In the aftermath of the Super Bowl, I have found myself gleaning from the leftovers: Minestrone Soup, my Aunt’s Guacamole, Banana Cake. Bliss.
I had some conversations, though, which will stick out, simply because of what they say about how Americans view sports. The first one came mostly from one of my friends, who seemed to be trying to convince me that I shouldn’t be a Packer fan. For as long as I’ve known him, I have never professed to be anything other than a Packer-backer. But being from the same state as me, it can be tough to watch your friend’s team have much more success than your team. Believe me, I went through it last year. I will definitely go through it again, if the Vikings ever make a Super Bowl.
And I do feel bad for you guys. The Twins have not won since ’91, which makes the Dome champion-less since that year, unless you count the Final Four in ’01.
The other conversation, however, I might have to agree with to some extent. This friend, who is a large Association Football fan, was pointing out that playoffs are a bad format, because it doesn’t reveal who the best team over the course of an entire season is. In the Premier League, he points out, every team plays every other team twice, and at the end the team in first is definitely better than all the other teams. There is a certain amount of logic to that. But in football that’s unrealistic. They can’t play every other team twice, because that’s too many games. The way I see it is this: The teams that do the best in the first season get to play in the second season, then the team that does best in the second season wins. The Packers were beyond a doubt the best team in the second season. They went Four and Oh, while not playing any games at home.
Admittedly, there are a lot of ways they could have not even been to the second season, but all of these are based on rules that the football establishment have agreed upon, and most view it as a fair system. I can only say that I will probably enjoy the next playoffs and Super Bowl that the Pack is not a part of a lot more while they’re happening. Let’s hope that doesn’t happen.
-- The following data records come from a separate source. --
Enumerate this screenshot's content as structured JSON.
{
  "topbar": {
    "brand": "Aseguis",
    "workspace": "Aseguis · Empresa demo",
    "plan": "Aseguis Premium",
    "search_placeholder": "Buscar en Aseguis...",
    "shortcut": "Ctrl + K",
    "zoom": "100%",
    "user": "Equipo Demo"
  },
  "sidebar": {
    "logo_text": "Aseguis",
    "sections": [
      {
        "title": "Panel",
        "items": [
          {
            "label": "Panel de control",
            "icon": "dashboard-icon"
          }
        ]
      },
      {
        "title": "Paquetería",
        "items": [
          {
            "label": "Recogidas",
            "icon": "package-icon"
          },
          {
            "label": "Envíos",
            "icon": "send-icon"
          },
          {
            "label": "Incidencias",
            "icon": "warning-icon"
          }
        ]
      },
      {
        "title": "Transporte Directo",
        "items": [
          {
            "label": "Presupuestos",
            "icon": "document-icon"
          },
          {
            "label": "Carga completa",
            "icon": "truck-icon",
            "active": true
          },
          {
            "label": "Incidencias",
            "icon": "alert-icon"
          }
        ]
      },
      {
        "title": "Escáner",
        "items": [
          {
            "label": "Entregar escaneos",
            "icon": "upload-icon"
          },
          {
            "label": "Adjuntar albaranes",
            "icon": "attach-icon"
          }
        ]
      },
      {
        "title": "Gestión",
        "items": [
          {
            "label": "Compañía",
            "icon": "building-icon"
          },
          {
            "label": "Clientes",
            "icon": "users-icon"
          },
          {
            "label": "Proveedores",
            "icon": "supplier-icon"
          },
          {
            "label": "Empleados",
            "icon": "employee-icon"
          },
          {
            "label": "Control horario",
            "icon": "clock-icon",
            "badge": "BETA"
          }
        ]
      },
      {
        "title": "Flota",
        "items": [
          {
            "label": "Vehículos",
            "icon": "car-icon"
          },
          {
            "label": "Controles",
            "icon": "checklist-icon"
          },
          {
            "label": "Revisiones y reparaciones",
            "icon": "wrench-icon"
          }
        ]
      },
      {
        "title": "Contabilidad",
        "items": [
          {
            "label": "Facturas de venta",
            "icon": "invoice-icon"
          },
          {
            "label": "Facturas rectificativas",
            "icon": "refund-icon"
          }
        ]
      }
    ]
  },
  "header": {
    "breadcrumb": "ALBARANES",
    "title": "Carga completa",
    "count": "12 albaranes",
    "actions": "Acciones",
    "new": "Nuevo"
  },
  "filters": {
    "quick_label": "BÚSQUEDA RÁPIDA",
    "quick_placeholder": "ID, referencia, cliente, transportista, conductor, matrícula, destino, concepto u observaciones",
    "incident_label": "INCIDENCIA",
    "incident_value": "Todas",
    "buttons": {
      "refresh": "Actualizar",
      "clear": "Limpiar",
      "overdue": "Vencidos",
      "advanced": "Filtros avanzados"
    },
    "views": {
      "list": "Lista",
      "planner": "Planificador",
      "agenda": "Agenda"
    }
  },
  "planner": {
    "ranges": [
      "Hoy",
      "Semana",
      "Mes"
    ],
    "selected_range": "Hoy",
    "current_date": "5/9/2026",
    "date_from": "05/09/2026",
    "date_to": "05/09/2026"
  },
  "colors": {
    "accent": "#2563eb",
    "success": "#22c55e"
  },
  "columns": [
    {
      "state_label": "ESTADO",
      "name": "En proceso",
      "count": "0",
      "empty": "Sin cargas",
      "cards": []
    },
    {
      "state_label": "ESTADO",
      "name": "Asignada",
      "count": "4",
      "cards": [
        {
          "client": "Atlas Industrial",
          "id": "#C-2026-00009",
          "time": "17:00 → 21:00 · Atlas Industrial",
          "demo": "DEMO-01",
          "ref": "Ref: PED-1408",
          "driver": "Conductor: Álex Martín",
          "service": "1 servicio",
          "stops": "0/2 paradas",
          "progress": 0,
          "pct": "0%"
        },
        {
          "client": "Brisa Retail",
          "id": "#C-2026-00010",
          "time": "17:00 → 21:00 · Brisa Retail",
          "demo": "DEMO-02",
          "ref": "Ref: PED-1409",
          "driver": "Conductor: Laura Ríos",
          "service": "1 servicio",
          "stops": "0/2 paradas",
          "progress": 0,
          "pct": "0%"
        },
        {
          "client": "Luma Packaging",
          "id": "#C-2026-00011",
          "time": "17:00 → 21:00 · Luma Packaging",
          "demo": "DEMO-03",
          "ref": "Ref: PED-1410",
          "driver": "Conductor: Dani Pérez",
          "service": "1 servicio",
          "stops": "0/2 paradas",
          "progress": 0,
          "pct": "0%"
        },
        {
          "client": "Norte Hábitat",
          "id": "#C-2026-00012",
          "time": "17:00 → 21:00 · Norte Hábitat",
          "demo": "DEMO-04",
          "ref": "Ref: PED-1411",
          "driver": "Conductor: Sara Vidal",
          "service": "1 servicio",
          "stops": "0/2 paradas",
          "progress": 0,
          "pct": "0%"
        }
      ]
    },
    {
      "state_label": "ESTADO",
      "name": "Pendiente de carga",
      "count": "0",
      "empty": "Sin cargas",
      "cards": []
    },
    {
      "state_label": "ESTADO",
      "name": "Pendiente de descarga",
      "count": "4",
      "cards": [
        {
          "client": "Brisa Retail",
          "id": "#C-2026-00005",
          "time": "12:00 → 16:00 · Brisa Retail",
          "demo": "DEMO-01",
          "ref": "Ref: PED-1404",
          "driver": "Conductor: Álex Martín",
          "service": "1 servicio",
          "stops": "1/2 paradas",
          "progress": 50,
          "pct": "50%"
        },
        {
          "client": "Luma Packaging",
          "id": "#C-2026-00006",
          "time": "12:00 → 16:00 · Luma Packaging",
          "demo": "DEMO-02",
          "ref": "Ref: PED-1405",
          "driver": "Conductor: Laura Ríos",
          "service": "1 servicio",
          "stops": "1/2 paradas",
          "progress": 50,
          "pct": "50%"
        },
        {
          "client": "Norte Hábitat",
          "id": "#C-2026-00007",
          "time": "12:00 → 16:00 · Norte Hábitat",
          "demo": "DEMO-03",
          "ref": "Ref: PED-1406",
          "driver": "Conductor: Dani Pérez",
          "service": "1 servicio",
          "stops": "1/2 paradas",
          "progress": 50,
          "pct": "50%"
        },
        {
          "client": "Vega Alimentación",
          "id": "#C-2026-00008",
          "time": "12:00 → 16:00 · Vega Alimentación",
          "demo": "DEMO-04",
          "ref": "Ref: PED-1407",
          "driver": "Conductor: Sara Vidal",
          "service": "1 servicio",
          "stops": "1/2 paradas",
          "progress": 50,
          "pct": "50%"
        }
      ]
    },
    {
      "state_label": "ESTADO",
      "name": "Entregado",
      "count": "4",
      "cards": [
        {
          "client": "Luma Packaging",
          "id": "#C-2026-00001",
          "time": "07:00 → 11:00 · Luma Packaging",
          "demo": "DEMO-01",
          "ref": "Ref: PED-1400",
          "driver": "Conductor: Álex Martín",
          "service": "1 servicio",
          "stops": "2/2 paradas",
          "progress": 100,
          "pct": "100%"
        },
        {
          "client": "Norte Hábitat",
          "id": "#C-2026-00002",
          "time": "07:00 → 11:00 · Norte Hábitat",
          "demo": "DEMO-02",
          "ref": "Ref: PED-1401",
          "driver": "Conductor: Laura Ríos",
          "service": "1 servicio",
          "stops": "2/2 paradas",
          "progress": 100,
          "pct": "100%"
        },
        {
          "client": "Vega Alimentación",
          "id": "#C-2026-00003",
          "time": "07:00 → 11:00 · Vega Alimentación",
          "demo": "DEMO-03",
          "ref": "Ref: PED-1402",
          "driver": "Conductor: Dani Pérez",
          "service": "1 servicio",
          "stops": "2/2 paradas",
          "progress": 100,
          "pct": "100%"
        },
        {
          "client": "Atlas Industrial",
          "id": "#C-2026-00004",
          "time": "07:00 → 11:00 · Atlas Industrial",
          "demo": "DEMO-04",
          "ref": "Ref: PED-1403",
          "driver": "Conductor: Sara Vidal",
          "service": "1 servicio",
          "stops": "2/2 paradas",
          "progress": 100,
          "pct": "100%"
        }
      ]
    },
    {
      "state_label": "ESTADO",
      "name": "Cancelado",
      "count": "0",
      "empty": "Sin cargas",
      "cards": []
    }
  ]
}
But I have to make some admissions for my history of getting really involved in championships where I don’t have a clear stake. The 1996 World Series: Sorry, Braves, that I rooted against you. What made me think it was a good idea to root for a team from a big market that had already won the most championships in Sports and was primed to establish a new dynasty and you really weren’t? I should have pulled for you guys as really the only team in the South as a conservative, battling against the liberal capital of the world. Same to you, 2001 St. Louis Rams… Were you really that dominant that you had to lose to the Patriots for everyone to feel good? It’s not like I didn’t root for the Broncos in ’98, the year after they beat my Packers. (I have no comment on the rumor that I jumped ship to the Vikings that season.)